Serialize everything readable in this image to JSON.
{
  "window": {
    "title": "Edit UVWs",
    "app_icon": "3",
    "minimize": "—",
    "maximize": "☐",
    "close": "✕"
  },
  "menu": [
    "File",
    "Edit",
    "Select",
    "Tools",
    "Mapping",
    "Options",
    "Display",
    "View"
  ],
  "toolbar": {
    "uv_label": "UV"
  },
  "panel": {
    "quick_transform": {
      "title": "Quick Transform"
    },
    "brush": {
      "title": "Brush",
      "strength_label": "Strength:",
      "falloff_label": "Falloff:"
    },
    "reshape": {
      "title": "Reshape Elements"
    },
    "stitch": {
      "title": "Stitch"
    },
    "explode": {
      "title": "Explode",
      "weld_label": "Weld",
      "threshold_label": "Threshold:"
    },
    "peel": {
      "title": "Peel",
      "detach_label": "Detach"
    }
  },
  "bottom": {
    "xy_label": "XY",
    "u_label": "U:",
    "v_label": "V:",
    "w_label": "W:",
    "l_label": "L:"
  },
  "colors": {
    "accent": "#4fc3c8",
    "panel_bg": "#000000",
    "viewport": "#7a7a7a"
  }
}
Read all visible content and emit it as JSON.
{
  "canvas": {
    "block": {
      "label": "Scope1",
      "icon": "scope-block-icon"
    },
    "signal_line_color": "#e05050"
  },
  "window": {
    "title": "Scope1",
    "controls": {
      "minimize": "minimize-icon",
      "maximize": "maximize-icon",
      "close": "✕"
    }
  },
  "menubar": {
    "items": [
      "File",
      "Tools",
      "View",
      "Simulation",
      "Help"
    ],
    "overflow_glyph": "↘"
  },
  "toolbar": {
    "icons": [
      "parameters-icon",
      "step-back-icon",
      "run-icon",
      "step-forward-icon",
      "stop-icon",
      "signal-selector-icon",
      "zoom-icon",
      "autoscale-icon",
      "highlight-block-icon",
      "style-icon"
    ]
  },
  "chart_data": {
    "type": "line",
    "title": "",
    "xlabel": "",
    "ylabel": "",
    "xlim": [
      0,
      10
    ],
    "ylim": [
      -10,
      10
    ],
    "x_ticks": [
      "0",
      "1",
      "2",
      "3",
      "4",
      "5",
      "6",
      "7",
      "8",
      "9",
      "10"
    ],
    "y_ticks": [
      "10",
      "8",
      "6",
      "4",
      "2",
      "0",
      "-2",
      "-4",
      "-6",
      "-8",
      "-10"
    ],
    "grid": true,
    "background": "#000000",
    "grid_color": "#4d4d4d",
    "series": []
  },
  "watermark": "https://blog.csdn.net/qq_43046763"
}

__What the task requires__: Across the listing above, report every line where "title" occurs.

__Answer for the task__:
    "title": "Edit UVWs",
      "title": "Quick Transform"
      "title": "Brush",
      "title": "Reshape Elements"
      "title": "Stitch"
      "title": "Explode",
      "title": "Peel",
    "title": "Scope1",
    "title": "",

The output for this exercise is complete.